Genetic analysis of mutations that result in phenotypes that are relatively hard to score (weak or partially penetrant growth defects, phenotypes that are only visible under the Nomarski DIC microscope, synthetic phenotypes, etc.) heavily relies on the usage of closely linked, easy-to-score mutations. The traditional method of generating marked mutant alleles is through homologous recombination. Loss-of-function mutations of ced-1, which encodes a C. elegans phagocytic receptor essential for the removal of apoptotic cells (Zhou et al., 2001), result in a cell-corpse persistent phenotype only detectable under the Nomarski DIC microscope. Loss-of-function mutations of unc-75 (Figure 1a) (Loria et al., 2003) cause an Uncoordinated (Unc) phenotype easily detectable under the dissection microscope and are commonly used as linked markers for ced-1. We found that CRISPR/Cas9-mediated knocking out of unc-75 in a ced-1 mutant background is both labor- and time-saving comparing to the traditional method. Here we report our method, result, and the sequence of a small guide RNA (sgRNA) that effectively targets unc-75.We designed three sgRNAs (Figure 1b) predicted to target different regions of unc-75 genomic DNA (Figure 1c) with the help of the online resource (http://crispr.mit.edu/). To express these sgRNA in C. elegans, we cloned each one into plasmid pMB70 (PU6 sgRNA) (Waaijers S et al., 2013). We coinjected all three sgRNA expression constructs (50 ng/µl) together with the Cas9-expression construct pDD162 (50 ng/µl) (Dickinson et al., 2013) and Prab-3 mRFP1 (10 ng/µl) (Mangahas et al., 2008), a transgenic marker, into a ced-1 mutant strain. We found 10 Unc progeny among F1 progeny of 15 injected P0s. Among the progeny of these Unc F1s, we identified three homozygous Unc strains. They did not carry the mRFP1 marker. Sequencing results revealed mutations (Figure 1d) solely in exon 3, within the region targeted by sgRNA3, and no mutations in the regions targeted by sgRNA1 and sgRNA2. Using the same strategy, we isolated additional unc-75 mutant alleles in two other ced-1 mutant backgrounds, in efficiency similar to the above. These alleles also carry mutations solely in the region targeted by sgRNA3 (Figure 1d). In addition, including only sgRNA3 but no sgRNA1 or 2 in the injection mix also resulted in the occurrence, at the similar frequency, of Unc mutations in the F1 generation.
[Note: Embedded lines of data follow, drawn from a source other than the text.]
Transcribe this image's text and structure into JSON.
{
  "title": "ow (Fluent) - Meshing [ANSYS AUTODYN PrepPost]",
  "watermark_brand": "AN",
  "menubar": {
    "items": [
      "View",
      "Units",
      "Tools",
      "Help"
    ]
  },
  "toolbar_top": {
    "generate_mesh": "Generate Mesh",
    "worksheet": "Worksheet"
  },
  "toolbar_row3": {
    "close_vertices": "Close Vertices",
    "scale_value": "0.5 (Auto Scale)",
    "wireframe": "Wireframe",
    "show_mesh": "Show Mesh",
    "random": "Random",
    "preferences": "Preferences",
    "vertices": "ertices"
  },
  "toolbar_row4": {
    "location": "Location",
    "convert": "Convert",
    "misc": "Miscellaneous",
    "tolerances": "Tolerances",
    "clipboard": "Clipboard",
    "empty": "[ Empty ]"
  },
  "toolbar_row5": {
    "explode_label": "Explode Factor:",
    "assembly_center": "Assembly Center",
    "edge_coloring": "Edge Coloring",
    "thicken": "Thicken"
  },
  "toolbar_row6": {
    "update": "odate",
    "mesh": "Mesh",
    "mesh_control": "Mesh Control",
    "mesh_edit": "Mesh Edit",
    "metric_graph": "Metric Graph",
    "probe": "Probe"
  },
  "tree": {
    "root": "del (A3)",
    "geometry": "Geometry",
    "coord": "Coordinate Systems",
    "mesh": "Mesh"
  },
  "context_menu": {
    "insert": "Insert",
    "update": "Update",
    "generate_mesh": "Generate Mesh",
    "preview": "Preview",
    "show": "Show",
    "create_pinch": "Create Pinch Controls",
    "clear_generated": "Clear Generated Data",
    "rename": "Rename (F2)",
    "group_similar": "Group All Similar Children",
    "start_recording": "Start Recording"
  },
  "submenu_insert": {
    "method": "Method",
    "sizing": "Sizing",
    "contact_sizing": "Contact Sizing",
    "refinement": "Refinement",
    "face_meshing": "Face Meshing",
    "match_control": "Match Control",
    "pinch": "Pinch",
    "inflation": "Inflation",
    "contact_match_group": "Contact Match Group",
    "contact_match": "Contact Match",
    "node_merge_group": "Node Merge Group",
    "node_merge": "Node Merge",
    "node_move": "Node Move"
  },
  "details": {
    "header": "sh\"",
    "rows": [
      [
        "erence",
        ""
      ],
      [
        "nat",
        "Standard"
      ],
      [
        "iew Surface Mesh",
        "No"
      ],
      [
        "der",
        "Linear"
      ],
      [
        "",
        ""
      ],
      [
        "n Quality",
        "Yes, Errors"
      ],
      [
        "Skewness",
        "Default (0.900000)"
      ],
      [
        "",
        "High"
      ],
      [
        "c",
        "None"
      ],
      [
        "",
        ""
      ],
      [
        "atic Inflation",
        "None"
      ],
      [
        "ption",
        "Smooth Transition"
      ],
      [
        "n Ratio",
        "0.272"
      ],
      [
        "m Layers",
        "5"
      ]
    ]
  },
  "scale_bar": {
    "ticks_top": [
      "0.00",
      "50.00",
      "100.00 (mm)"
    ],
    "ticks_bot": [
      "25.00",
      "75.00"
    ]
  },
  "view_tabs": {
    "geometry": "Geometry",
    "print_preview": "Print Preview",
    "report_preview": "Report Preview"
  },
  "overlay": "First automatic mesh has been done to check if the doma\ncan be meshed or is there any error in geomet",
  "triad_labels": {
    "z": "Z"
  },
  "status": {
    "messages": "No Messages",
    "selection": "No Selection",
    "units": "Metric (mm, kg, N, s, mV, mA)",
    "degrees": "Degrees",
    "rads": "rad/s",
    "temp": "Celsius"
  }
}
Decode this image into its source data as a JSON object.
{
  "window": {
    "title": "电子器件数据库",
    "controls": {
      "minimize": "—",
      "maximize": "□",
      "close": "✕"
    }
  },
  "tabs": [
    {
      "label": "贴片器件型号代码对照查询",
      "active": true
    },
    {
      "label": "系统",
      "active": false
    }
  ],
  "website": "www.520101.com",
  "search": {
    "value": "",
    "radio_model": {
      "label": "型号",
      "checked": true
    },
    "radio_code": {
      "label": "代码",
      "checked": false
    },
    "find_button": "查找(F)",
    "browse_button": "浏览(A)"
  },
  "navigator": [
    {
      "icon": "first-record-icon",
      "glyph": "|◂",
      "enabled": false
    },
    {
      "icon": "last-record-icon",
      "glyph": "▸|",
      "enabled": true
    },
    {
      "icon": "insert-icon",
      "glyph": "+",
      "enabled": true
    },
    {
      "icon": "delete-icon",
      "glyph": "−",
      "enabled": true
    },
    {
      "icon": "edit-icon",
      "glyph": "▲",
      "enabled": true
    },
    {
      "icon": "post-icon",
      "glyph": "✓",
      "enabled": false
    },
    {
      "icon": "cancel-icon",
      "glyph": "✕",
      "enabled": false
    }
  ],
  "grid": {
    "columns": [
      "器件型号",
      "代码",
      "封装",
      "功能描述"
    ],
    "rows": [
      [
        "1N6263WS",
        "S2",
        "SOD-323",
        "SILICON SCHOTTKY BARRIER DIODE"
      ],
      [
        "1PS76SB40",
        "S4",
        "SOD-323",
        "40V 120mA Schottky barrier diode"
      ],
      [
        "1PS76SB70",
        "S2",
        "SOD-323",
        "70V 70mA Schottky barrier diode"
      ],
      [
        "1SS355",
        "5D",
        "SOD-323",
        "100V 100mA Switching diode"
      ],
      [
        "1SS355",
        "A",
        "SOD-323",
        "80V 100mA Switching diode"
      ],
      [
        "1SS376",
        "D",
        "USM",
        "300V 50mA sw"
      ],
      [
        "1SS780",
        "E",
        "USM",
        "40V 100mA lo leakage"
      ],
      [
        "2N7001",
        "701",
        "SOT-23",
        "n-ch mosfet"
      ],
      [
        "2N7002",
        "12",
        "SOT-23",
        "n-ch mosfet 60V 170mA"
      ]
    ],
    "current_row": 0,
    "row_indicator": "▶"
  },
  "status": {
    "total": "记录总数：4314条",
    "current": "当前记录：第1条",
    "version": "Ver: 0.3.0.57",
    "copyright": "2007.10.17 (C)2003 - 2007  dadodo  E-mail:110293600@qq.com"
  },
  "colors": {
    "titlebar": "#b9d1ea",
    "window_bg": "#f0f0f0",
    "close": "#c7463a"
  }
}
The unc-75 mutations we identified include deletions and insertions of up to 16 nucleotides (Figure 1d). Our results thus indicate that sgRNA3 is effective in targeting unc-75 for gene editing, whereas sgRNA1 or sgRNA2 are not.
The frequent occurrence of the Unc-75 mutant worms in the F1 generation indicates that the efficiency of CRISPR/Cas9-mediated gene-editing is high enough to create unc-75 mutations in both homologous alleles. Isolation of Unc mutants in the F1 generation significantly reduces the number of worms to screen through and the time it takes to isolate homozygous mutants. Our observation thus suggests that the CRISPR/Cas9-mediated production of easy-to-score marker mutations is an effective and rapid strategy to generate linked markers that label hard-to-score mutations. We suggest that building a collection of sgRNAs proven successful in targeting commonly used marker genes will benefit the C. elegans community.